Perth musician and songwriter Chis Chen channels Brian Wilson and John Lennon resulting in a glorious collection of cuts that suit cozy dinner-for-two vibes and/or poolside cocktails. Dive deep into the lush musical Chen is offering throughout The Peppermint Club. It’s glorious. 

Farooq– Heat (Album)

Barely anyone in Australia will have heard of Farooq, a metallic hardcore outfit from Fresno, California. I get sent a lot of music throughout the course of the year and these guys really stood out. If Robb Flynn (Machine Head) hears Heat, he might be tempted to pilfer some band member’s given his predicament this year. The best sounds from the metallic underground in 2018. 

The Kentish Spires– The Last Harvest

For a review published here and elsewhere I mused that “… The Last Harvest is for the eccentrics and the magicians, the poets and dreamers, the deep thinker who finds spiritual resonance in the deft hand belonging to the brilliant creators of a diverse array of artistic mediums.” All that and one of the greatest vocalists of the modern era, British chanteuse Lucie Vowels, lends her epic voice to the album after reigniting forgotten NWOBHM outfit Thunderstick in 2017.

Satan– Cruel Magic

If a post- ‘Black album’ Metallica had an ounce of swing, any groove, a genuine appreciation for heavy metal and the fanbase that gave them their platform, they might sound something like this. 

Metal Church– Damned If You Do

Mike Howe adds far more than just a spring to the step of foundation guitarist Kurdt Vanderhoof’s song writing; ripping and tearing out of speakers, Howe’s vocal sears through molten lava framing the many epic riffs on Damned If You Do.

Omenfilth– Hymns of Diabolical Treachery

The Philippines has long been a hot bed for extreme metal fandom and appreciation, on Hymns of Diabolical Treachery, Willie Desamero leads the charge for the next generation of bands to showcase their many talents to the world. 

Immortal– Northern Chaos Gods

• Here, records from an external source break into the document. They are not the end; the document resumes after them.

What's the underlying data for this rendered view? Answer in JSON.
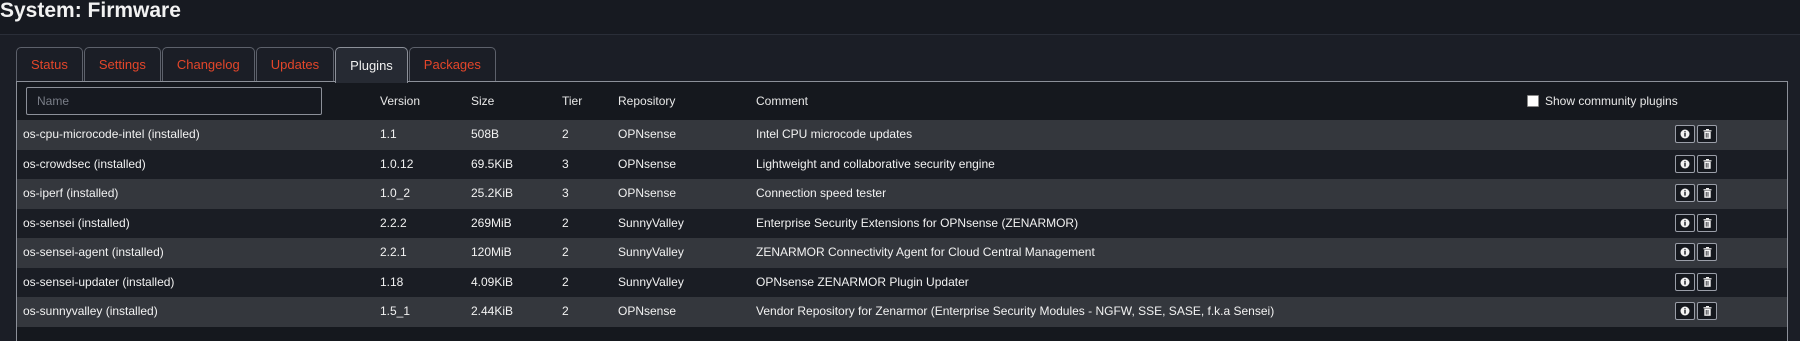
{
  "page": {
    "title": "System: Firmware"
  },
  "tabs": [
    {
      "label": "Status",
      "active": false
    },
    {
      "label": "Settings",
      "active": false
    },
    {
      "label": "Changelog",
      "active": false
    },
    {
      "label": "Updates",
      "active": false
    },
    {
      "label": "Plugins",
      "active": true
    },
    {
      "label": "Packages",
      "active": false
    }
  ],
  "colors": {
    "accent": "#e4462a",
    "row_alt": "#34373d",
    "row_base": "#1a1d24"
  },
  "search": {
    "placeholder": "Name",
    "value": ""
  },
  "columns": {
    "version": "Version",
    "size": "Size",
    "tier": "Tier",
    "repository": "Repository",
    "comment": "Comment"
  },
  "community": {
    "label": "Show community plugins",
    "checked": false
  },
  "icons": {
    "info": "info-icon",
    "delete": "trash-icon"
  },
  "plugins": [
    {
      "name": "os-cpu-microcode-intel (installed)",
      "version": "1.1",
      "size": "508B",
      "tier": "2",
      "repository": "OPNsense",
      "comment": "Intel CPU microcode updates"
    },
    {
      "name": "os-crowdsec (installed)",
      "version": "1.0.12",
      "size": "69.5KiB",
      "tier": "3",
      "repository": "OPNsense",
      "comment": "Lightweight and collaborative security engine"
    },
    {
      "name": "os-iperf (installed)",
      "version": "1.0_2",
      "size": "25.2KiB",
      "tier": "3",
      "repository": "OPNsense",
      "comment": "Connection speed tester"
    },
    {
      "name": "os-sensei (installed)",
      "version": "2.2.2",
      "size": "269MiB",
      "tier": "2",
      "repository": "SunnyValley",
      "comment": "Enterprise Security Extensions for OPNsense (ZENARMOR)"
    },
    {
      "name": "os-sensei-agent (installed)",
      "version": "2.2.1",
      "size": "120MiB",
      "tier": "2",
      "repository": "SunnyValley",
      "comment": "ZENARMOR Connectivity Agent for Cloud Central Management"
    },
    {
      "name": "os-sensei-updater (installed)",
      "version": "1.18",
      "size": "4.09KiB",
      "tier": "2",
      "repository": "SunnyValley",
      "comment": "OPNsense ZENARMOR Plugin Updater"
    },
    {
      "name": "os-sunnyvalley (installed)",
      "version": "1.5_1",
      "size": "2.44KiB",
      "tier": "2",
      "repository": "OPNsense",
      "comment": "Vendor Repository for Zenarmor (Enterprise Security Modules - NGFW, SSE, SASE, f.k.a Sensei)"
    }
  ]
}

In a review for another publication I mused that “…Northern Chaos Gods isn’t the near-to-perfect Pure Holocaust (’93), or even the flawed classic, Battles in the North (’95) … but what is in 2018? The album works as a ‘play it in your car’ ode to the raw energy that defined Immortal’s black metal from all those years ago”. Sounds about right. 


Thats all ladies and gents, boys and girls! Its everyone’s job to support new and emerging artists so please, make an effort to support new music!